Activity -
Going through the entries, how many lines include the string "icon"? Answer only with the number.

[Information provided Boundary: Start]

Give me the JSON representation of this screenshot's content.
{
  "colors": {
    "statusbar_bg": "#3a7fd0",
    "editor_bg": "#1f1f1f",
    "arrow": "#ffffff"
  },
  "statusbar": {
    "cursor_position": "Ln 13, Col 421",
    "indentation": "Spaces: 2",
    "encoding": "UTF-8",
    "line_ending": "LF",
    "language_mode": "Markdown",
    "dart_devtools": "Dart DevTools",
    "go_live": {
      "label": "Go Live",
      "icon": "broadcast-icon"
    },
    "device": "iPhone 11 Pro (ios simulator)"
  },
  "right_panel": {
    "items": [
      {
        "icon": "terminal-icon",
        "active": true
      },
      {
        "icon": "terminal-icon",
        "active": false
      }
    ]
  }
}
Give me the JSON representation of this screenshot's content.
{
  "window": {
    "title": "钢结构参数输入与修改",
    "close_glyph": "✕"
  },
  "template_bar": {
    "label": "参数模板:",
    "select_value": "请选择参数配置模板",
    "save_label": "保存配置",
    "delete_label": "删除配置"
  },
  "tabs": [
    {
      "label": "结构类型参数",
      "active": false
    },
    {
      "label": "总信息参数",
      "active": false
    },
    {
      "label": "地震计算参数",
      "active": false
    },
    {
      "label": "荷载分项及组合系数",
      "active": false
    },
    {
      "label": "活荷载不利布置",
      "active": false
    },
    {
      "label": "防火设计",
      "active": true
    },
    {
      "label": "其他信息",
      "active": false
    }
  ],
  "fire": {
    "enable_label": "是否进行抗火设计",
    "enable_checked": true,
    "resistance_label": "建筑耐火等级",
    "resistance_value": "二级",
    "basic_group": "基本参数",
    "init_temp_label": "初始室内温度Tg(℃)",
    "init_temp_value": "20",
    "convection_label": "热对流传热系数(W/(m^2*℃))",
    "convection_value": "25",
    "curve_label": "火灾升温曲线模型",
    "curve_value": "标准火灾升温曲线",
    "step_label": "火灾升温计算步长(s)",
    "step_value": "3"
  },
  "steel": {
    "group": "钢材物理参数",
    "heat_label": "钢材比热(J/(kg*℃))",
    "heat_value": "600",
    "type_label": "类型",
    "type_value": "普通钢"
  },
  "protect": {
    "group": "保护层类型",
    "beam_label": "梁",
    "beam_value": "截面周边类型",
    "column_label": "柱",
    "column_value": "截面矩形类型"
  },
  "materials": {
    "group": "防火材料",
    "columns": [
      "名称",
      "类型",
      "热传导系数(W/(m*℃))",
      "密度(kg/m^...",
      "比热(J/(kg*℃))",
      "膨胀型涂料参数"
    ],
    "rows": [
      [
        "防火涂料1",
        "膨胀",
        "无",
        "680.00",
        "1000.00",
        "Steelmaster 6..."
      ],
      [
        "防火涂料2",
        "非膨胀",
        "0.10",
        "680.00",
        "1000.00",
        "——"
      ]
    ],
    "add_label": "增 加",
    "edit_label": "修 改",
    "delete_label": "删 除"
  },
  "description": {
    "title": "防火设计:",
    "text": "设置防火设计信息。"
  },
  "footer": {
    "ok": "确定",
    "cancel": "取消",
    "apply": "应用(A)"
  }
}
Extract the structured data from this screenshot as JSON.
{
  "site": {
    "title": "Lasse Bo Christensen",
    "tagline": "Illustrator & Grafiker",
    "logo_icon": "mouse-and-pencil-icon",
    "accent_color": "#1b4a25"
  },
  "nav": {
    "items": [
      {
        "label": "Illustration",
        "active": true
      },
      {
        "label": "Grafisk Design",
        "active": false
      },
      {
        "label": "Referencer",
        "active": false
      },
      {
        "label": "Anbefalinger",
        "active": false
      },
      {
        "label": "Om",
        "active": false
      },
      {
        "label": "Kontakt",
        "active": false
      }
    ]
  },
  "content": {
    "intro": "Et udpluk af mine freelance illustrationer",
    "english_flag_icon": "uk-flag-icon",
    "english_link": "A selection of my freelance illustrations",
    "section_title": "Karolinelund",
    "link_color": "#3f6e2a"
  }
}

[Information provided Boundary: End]

Solved exercise -
5